The controversy that has engulfed Justin Trudeau’s office and claimed his top aide took another strange turn, with an ex-minister speaking privately to cabinet a week after her resignation.

Jody Wilson-Raybould, who served as attorney general until being demoted to veterans affairs minister at the beginning of the year, quit cabinet last week amid questions about whether the Canadian prime minister’s office had pressured her to help end a legal case against SNC-Lavalin Group Inc. (SNC.TO). The Montreal-based engineering giant is facing corruption charges and has been pushing the Trudeau’s government to settle out of court.

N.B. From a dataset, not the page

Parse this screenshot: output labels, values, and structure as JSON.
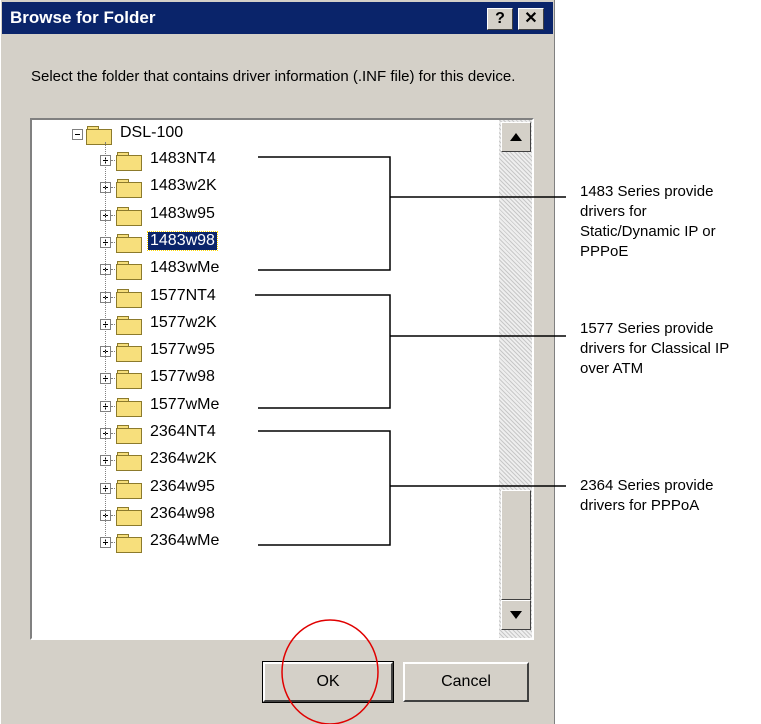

Lawmakers with the governing Liberal Party blocked an effort last week to summon Wilson-Raybould to testify before the justice committee. And on Monday, Gerald Butts quit his post as principal secretary to the prime minister over the SNC-Lavalin controversy.

On Tuesday, however, Wilson-Raybould surprised observers by emerging from the weekly cabinet meeting in Ottawa. Trudeau later told reporters she’d asked to speak to ministers but he didn’t specify what about. The former minister said she would remain in the Liberal caucus, and another lawmaker said she will indeed be called to speak to the justice committee. The committee met behind closed doors Tuesday and agreed to invite Wilson-Raybould.

The impact of the controversy will hinge largely on what Wilson-Raybould ultimately says in public -- in particular any claims she makes about pressure she faced from Butts or other staff in Trudeau’s office. Tuesday’s developments signal, however, she is still in the Liberal Party fold, likely lowering any expectations for more explosive allegations.

Wilson-Raybould said Tuesday she’d accept any invitation to speak to the committee but is still in talks with her lawyer on what she can say. “I will appear,” she told the Canadian Broadcasting Corp. “I am continuing to discuss and talk with my counsel about what I can and cannot say. That, too, would apply at the justice committee.”

Canada’s two major opposition parties have called for an inquiry into the ordeal, which the parliamentary ethics watchdog is already investigating. Trudeau said last week his cabinet discussed the SNC-Lavalin issue in part to avoid job losses at the company.